A dilapidated house in Ermington sold for $1,408,000 at online auctions on Saturday, about $200,000 above its price guide.
Fifteen buyers, including the next door neighbour, have registered to bid on the property at 10 Patterson Street, despite its scarred floors, aging kitchen and neglected fireplace.
It was one of 464 auctions scheduled for Sydney on Saturday.
In the evening, Domain Group recorded a preliminary resolution rate of 85.9% on 361 reported results, while 30 bids were removed. Withdrawn auctions are counted as unsold properties when calculating the clearance rate.
Bidding started at $950,000 and rose in varying increments to more than three dozen bids.
But it was a two-horse race to the sharp end thanks to the neighbor, said sales agent Rocco Ranieri of Richardson and Wrench.
10 Patterson Street, Ermington NSW 2115
It eventually sold for $1,408,000 to a local family looking to build a home on the 520 square meter block with its spacious yard.
“The underbid was the neighbor … that’s obviously what drove the price up,” said Mr Ranieri, who declined to reveal the reserve.
Ermington’s median home price rose 8% over the past year to June 2021 to $1.32 million, according to estate data.
1A Eric Road, Artarmon NSW 2064
In Artarmon, Hong Kong-based Australian expats have bought a three-bedroom semi-detached house at 1A Eric Road for $2.71 million.
Seven of the 28 registered parties have made bids on the 323 square meter block.
The result of the sale shattered all expectations, significantly exceeding the $2 million target price of $2.2 million and the reserve of $2.5 million.
“It’s a very good result; it’s half a house with a shared wall,” said sales agent Catherine Ong of Laing+Simmons. “There aren’t many properties of this caliber, and for a semi it’s a good size.”
12 Baydon St, Castle Hill NSW 2154
In Castle Hill, it took almost an hour and a half to sell a six-bedroom house at 12 Baydon Street.

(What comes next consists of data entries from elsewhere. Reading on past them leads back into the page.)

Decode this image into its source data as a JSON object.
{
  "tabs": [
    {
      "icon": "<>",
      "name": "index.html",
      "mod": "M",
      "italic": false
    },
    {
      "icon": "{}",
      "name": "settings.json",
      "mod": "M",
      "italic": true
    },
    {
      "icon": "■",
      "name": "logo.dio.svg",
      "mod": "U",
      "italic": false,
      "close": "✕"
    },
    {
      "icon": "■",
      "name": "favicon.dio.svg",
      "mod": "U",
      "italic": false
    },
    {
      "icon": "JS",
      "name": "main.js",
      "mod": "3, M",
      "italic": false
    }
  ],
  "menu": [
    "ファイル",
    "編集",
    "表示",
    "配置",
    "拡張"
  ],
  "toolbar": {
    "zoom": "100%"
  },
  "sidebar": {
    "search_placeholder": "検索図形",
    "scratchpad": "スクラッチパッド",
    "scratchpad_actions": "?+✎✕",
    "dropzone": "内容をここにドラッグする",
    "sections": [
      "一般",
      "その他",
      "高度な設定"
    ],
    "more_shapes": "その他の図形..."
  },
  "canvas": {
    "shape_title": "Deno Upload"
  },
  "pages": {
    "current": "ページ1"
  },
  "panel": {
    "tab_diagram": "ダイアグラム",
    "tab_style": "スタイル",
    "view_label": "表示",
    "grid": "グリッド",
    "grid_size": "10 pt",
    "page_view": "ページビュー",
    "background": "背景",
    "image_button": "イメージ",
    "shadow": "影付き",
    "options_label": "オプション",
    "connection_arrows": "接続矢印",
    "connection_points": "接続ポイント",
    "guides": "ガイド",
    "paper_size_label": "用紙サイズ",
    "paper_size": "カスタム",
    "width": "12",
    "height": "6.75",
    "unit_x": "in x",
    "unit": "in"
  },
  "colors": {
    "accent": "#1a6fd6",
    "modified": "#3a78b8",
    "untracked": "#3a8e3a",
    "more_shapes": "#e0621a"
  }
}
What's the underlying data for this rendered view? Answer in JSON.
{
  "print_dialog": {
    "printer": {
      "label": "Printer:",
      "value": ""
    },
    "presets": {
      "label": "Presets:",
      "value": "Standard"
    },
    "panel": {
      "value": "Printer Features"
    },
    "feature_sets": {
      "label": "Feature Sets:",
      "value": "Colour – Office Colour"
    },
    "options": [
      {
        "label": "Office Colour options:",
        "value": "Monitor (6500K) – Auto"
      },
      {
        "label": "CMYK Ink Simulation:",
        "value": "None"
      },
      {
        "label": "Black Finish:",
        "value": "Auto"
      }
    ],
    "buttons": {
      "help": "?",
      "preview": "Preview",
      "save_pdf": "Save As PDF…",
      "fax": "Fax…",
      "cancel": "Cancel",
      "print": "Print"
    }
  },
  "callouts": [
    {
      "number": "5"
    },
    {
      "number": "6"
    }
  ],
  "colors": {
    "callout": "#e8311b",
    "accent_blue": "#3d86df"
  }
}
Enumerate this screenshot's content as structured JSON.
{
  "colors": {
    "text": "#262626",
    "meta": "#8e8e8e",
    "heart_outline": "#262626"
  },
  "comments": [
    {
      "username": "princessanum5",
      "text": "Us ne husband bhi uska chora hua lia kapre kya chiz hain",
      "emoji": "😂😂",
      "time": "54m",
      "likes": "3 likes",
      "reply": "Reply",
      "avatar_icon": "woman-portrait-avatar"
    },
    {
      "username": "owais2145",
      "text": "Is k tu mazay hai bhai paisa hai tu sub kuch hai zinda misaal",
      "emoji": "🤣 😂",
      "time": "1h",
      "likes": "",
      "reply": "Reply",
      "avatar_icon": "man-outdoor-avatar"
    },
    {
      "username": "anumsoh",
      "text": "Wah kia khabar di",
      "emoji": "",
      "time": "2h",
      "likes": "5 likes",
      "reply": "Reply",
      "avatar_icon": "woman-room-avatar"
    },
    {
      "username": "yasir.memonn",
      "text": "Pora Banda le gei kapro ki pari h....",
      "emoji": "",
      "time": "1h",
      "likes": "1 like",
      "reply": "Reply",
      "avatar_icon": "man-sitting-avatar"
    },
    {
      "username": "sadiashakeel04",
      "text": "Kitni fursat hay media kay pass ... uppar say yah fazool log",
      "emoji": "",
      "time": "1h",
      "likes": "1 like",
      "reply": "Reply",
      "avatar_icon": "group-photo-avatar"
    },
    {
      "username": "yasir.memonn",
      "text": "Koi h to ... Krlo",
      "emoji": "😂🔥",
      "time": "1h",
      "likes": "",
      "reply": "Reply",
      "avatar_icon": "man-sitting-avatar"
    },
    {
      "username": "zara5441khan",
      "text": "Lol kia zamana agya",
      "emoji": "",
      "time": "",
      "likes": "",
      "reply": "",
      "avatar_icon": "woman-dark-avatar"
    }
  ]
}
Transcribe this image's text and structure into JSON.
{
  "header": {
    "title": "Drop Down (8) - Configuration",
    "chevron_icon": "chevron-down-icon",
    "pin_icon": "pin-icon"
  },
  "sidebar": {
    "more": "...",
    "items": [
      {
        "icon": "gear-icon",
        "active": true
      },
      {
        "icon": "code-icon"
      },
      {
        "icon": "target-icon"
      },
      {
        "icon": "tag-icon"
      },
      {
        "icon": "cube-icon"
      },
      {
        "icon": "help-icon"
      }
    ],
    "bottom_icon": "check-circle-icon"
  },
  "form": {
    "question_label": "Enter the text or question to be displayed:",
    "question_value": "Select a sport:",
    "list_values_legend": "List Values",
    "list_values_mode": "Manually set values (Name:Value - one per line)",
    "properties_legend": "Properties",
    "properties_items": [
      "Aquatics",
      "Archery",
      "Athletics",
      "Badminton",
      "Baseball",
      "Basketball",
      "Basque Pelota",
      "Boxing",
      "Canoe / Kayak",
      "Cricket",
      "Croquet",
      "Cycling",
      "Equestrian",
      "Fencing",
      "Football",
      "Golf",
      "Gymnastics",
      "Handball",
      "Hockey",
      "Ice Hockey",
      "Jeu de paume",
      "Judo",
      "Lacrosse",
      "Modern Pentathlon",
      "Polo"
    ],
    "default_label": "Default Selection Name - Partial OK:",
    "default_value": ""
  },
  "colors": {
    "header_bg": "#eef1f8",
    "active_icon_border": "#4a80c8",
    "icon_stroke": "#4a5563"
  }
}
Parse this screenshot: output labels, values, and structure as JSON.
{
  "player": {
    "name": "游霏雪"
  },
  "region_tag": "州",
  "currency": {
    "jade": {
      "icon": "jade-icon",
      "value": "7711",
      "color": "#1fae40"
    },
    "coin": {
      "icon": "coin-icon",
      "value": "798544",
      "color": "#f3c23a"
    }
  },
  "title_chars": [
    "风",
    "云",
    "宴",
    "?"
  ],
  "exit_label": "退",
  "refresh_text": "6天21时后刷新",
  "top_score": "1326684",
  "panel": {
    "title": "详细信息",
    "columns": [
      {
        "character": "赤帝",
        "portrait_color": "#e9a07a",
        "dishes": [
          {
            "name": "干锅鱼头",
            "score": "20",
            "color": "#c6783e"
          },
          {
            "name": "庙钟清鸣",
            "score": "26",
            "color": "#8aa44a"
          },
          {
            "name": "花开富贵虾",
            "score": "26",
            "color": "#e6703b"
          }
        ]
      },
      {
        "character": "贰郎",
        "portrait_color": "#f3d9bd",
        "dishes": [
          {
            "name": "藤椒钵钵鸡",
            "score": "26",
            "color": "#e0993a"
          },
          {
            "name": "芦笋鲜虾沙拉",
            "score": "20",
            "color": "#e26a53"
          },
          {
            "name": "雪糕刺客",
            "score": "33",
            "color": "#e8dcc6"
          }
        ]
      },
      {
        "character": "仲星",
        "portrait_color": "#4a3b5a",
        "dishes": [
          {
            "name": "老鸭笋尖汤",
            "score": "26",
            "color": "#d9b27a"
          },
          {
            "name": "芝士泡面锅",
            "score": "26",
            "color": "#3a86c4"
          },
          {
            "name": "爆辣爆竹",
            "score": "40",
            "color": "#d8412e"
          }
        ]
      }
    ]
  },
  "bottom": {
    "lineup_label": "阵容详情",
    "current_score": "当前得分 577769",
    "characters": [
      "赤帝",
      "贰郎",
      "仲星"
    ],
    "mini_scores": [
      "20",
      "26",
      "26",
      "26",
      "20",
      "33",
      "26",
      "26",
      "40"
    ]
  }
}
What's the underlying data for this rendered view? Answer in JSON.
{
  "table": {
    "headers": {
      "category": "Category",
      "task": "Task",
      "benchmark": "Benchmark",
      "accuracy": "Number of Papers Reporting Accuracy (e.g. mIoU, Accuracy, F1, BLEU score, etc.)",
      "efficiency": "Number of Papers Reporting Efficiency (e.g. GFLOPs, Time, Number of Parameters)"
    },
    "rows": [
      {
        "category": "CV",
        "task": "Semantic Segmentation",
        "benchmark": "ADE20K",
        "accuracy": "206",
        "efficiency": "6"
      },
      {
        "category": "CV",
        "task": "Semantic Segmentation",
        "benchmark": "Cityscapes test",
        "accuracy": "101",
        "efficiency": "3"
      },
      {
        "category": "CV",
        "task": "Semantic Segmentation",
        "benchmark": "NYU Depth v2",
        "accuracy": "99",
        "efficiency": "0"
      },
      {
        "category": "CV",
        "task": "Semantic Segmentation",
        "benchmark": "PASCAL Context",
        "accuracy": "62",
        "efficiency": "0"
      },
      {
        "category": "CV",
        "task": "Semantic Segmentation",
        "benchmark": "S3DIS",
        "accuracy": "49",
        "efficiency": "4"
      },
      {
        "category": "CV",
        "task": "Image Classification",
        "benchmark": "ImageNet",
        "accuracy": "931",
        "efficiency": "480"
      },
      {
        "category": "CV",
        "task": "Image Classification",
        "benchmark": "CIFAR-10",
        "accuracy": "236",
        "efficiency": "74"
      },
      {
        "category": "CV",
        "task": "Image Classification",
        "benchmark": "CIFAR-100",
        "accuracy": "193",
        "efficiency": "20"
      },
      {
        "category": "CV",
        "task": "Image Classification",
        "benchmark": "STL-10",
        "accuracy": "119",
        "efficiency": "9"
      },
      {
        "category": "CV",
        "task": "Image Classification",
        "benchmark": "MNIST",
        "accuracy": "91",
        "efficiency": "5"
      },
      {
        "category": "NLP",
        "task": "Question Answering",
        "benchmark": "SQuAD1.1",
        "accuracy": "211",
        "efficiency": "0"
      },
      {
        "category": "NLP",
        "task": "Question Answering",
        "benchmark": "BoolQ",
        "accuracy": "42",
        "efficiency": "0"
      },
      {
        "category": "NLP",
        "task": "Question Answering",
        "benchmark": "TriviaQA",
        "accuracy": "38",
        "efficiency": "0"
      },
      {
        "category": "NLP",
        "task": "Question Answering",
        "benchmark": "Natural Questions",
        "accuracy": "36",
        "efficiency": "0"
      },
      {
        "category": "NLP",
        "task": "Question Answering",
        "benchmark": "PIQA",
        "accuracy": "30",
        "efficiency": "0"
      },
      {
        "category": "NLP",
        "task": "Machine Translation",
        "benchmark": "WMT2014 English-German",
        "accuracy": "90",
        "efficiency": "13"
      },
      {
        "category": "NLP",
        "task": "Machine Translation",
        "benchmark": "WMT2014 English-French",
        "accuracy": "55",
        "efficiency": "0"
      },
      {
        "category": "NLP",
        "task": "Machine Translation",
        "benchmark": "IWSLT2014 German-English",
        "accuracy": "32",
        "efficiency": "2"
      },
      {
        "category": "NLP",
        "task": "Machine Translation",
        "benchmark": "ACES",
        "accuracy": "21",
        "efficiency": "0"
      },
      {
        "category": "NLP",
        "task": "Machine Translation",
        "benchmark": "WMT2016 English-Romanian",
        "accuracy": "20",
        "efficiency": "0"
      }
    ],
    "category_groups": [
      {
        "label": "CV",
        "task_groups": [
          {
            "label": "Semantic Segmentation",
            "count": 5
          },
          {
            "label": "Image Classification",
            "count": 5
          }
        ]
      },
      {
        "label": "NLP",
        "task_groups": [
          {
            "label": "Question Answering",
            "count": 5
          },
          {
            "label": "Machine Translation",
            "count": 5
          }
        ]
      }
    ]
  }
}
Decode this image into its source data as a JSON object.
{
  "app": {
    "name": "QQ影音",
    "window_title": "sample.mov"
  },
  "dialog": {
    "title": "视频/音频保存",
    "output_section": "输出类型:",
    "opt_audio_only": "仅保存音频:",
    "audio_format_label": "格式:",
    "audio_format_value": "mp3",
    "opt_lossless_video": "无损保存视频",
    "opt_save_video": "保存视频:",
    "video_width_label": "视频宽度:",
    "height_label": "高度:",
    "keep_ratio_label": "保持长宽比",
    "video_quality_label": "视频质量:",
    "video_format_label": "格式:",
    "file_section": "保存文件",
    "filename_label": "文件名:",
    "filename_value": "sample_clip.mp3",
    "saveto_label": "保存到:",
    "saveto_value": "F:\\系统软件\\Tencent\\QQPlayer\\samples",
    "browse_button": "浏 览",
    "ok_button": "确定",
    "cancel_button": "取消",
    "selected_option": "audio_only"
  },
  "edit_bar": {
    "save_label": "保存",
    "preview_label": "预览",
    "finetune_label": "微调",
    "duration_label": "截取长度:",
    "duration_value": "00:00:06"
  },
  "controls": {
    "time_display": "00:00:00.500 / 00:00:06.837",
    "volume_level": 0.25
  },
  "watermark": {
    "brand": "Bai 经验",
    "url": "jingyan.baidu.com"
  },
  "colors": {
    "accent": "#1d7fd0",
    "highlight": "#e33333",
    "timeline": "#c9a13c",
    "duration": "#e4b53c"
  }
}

Eighteen buyers registered to bid on the property, which was guided between $2.1 and $2.3 million.
Cooleys Auctions’ Michael Garofolo had his work cut out from the start, as the auction opened at a much lower price than $1.9 million.
After 57 bids and numerous pauses, negotiating with registered bidders, the house sold for $2,415,500 to a family in North Sydney moving out of a flat.
Murdoch estate agents Lee Castle Hill and Jack Bi of Cherrybrook said he needed to call every bidder to keep them informed throughout the sale.
“Buyers are already reaching their limits like today…Unless the restrictions are lifted, prices may not come down at all,” Mr Bi said.
The reserve was $2.4 million.
Castle Hill’s median home price jumped 12.6% in the year ending June 2021 to $1.7 million, according to estate data.
86/1 McDonald Street, Potts Point NSW 2011
In Potts Point, a one-bedroom apartment at 86/1 McDonald Street has received a seller’s offer of $950,000.
Despite three investor registrations, the property has not raised any bids from any party.
Bernadette Summers of the Eastern Suburbs agency said at least one buyer, a hopeful of owning a first home, had been held up by finance.
“It has secure parking and incredible views so I expect it will sell…It’s an incredible investment and is currently rented for $650.”
The house last traded at $215,000 in 2002, records show.
Potts Point’s median unit price rose 9.1% over the past year to June 2021 to $870,000, according to domain data.
2 Place Niven, Belrose NSW 2085
In Belrose, a downsizing neighbor bought 2 Niven Place for $2,515,000 – a street record.
Five parties have registered to bid on the four-bedroom house, with all but one having made an offer on the property.
John Ireland of the Northern Beaches agency said buyers were all looking for the relative affordability of the suburbs.
“We had people coming from Cromer, Dee Why, St Ives and Pymble. Everyone was trying to get high prices out,” Mr Ireland said. “There was a real ceiling on the price. They don’t want to spend more than $2.6 million.
The reserve was $2.45 million.
The property was last traded in 2007 for $965,000, records show.
The median price of homes in the suburbs jumped 15.5% in the year ending June to $1,877,500, according to Domain data.